To stay clean, you do have to stay away from people who continue to use drugs or drink. If you think about it realistically, most of these people are not real friends anyway. Real friends do not let you hurt yourself by taking drugs or drinking when it is clearly causing you harm. That is not to say that your feelings of love or caring for these people is not genuine. They may not be bad people and they may really care about you too. However, they are sick people and until they get better, you need to stay away from them to keep your sobriety.
If you choose to become involved in recovery, you can make some new friends who will care about you in a healthier way. These people will help you stay clean because they know it will improve your life. Early recovery is a time to work on yourself so intimate relationships are discouraged. A relationship will distract you from your recovery. Even good relationships can be stressful because they are new. Early recovery is difficult enough without adding the stress of a relationship on top of everything else you will be experiencing.
9. I'll Be Bored without Drugs. Life Won't Be any Fun
For a long time, the only fun you had in life involved drugs or alcohol. However, there are lots of other fun things to do in life. Think of recovery as an exciting time full of new experiences. You can discover new activities that you can enjoy instead of drugs or alcohol. You may discover that you like sports, reading, movies, music or lots of other things.
10. I Don't Have Any Willpower. I Can't Stop Using Drugs

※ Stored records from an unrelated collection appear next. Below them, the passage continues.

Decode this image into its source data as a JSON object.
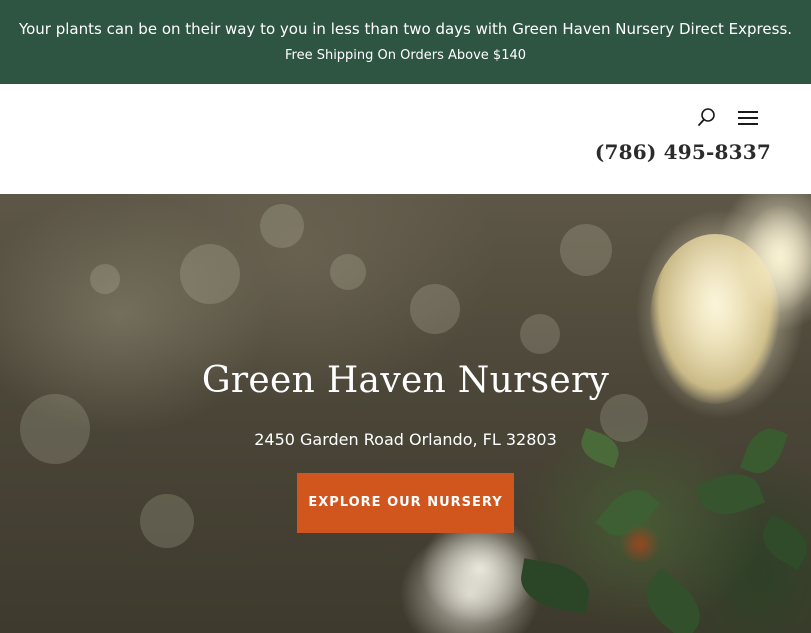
{
  "promo": {
    "message": "Your plants can be on their way to you in less than two days with Green Haven Nursery Direct Express.",
    "shipping": "Free Shipping On Orders Above $140"
  },
  "header": {
    "search_icon": "search-icon",
    "menu_icon": "hamburger-menu-icon",
    "phone": "(786) 495-8337"
  },
  "hero": {
    "title": "Green Haven Nursery",
    "address": "2450 Garden Road Orlando, FL 32803",
    "cta_label": "EXPLORE OUR NURSERY"
  },
  "colors": {
    "promo_bg": "#2e5442",
    "cta_bg": "#d1561e",
    "text_light": "#ffffff"
  }
}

The great thing that you will learn about recovery is that it isn't about having willpower. You will discover that there are lots of recovering addicts who will help you stay clean. They will help you because helping you helps them stay clean too. There is a saying in recovery, "I can't but WE can." This means you don't have to do it alone.

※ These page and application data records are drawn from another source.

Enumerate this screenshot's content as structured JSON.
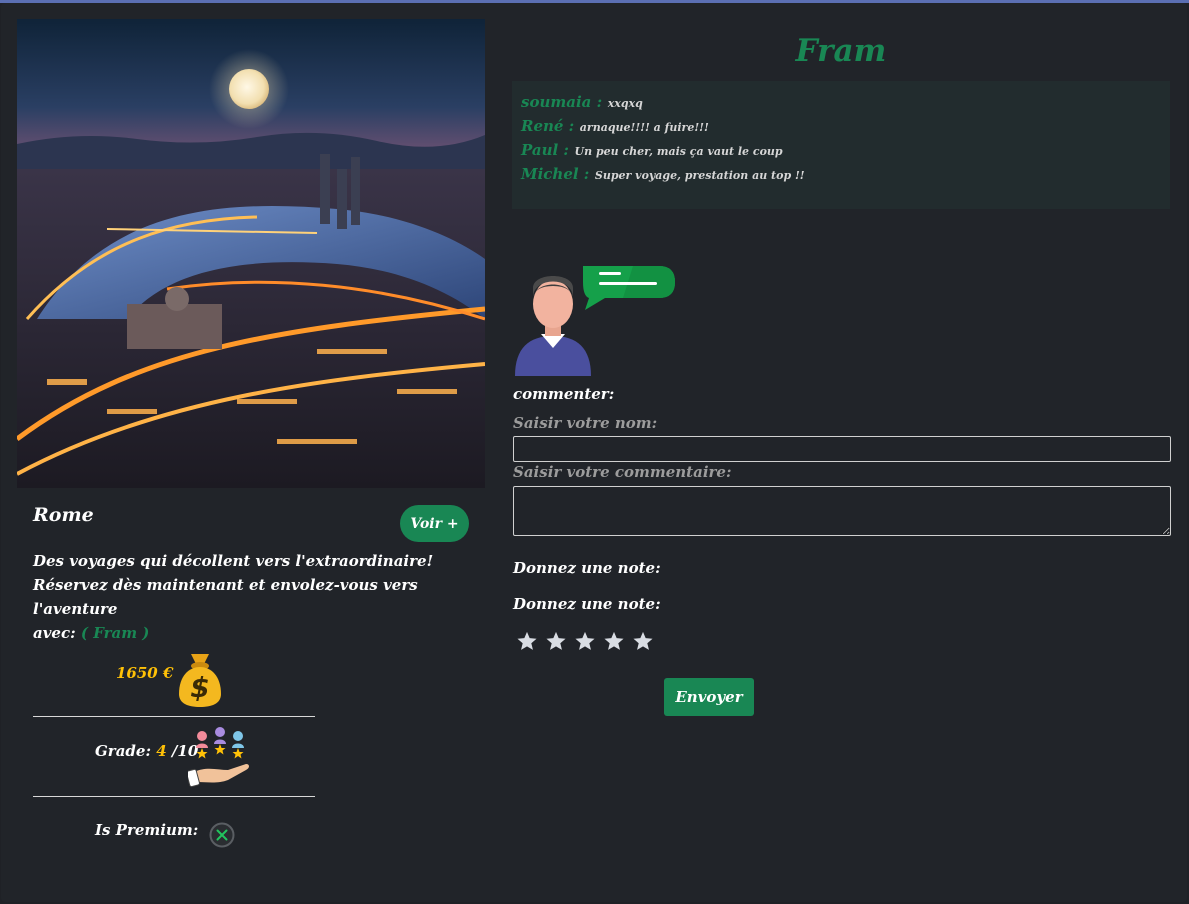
{
  "destination": {
    "city": "Rome",
    "voir_label": "Voir +",
    "description_line1": "Des voyages qui décollent vers l'extraordinaire!",
    "description_line2": "Réservez dès maintenant et envolez-vous vers l'aventure",
    "description_avec": "avec:",
    "agency_paren": "( Fram )",
    "price": "1650 €",
    "grade_label": "Grade:",
    "grade_value": "4",
    "grade_max": "/10",
    "premium_label": "Is Premium:",
    "premium_icon": "x-circle-icon",
    "photo_icon": "city-night-photo"
  },
  "agency": {
    "title": "Fram"
  },
  "comments": [
    {
      "author": "soumaia :",
      "text": "xxqxq"
    },
    {
      "author": "René :",
      "text": "arnaque!!!! a fuire!!!"
    },
    {
      "author": "Paul :",
      "text": "Un peu cher, mais ça vaut le coup"
    },
    {
      "author": "Michel :",
      "text": "Super voyage, prestation au top !!"
    }
  ],
  "form": {
    "commenter_label": "commenter:",
    "name_label": "Saisir votre nom:",
    "name_value": "",
    "comment_label": "Saisir votre commentaire:",
    "comment_value": "",
    "note_label_1": "Donnez une note:",
    "note_label_2": "Donnez une note:",
    "stars_total": 5,
    "stars_selected": 0,
    "send_label": "Envoyer"
  },
  "colors": {
    "accent_green": "#198754",
    "price_yellow": "#ffc107",
    "background": "#212429",
    "comment_box": "#222c2e"
  }
}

11. I Won't Be Me without Drugs
For years, your identity may have revolved around being a drug addict or an alcoholic.
It doesn't have to be that way. In recovery, you can discover a new you. You can define who you will be without using any substances. You can learn to love yourself in a way you never did when you were using. This can be an exciting time of discovery for you.

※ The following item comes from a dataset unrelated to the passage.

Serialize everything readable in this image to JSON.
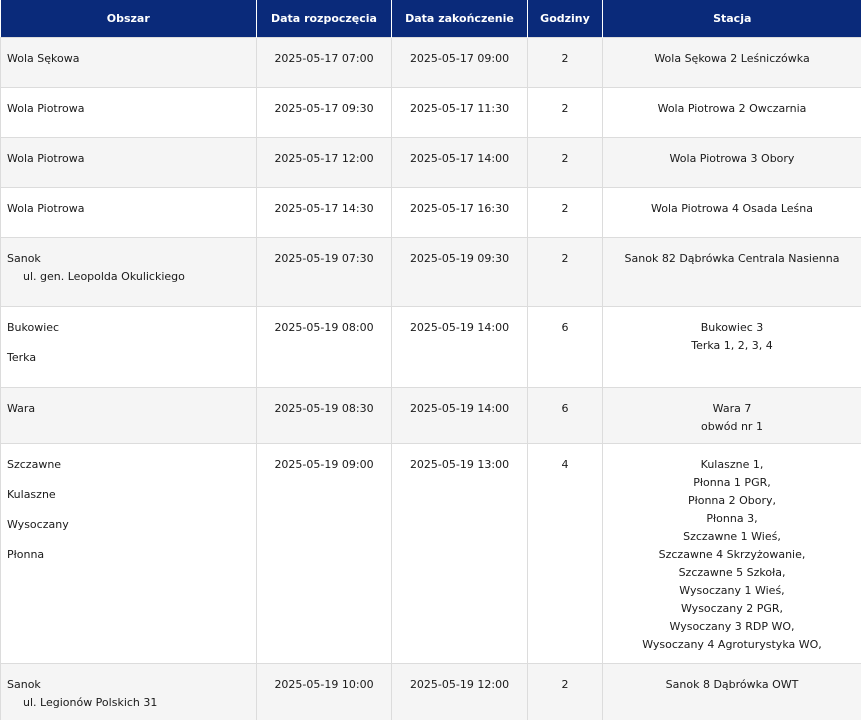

12. I Spend All My Time on Drugs. What Will I Do without Them?
Just like discovering who you are without drugs or alcohol, you can discover what you like to do without them. You can begin a new life. At some point, your new life may involve finding employment or going back to school. Even if you are later in life, it is never too late to start a new career. You can discover something you like to do and find a way to turn it into a career. Having a career will help you feel productive and raise your self-esteem.
13. I Have a Mental Health Issue Too. Will This Be Treated as Well?
It is important to treat any mental health issues along with your addiction. Your addiction may have even been your way of coping with an underlying mental health disorder. When you are looking for a rehab, ask them if they can treat your mental health issue in addition to your addiction. You may want to find a rehab that treats dual diagnosis. This means the rehab specializes in treating mental health along with addiction.
Beat Your Fears
If you are addicted to a substance and have been afraid to go to rehab, hopefully this will help you get rid of some of your fears of entering rehab. If you have other fears not listed here, write them down and find ways to argue against giving in to your fears. You can ask other recovering addicts, a counselor or even a potential rehab you are considering to help you relieve yourself of your fears. Fears can be debilitating and keep you stuck in your addiction for years but it doesn't have to be like that. You can fight your fears and find reasons to go to rehab instead of reasons to avoid it.
- About the author Anna Deeds:
- I am a recovering addict and a Licensed Professional Counselor. I have over 7 years clean from all substances and more than 10 years from illicit drugs. I work as an addiction counselor and have more than 5 years experience counseling addicts.
Page last updated Jul 31, 2013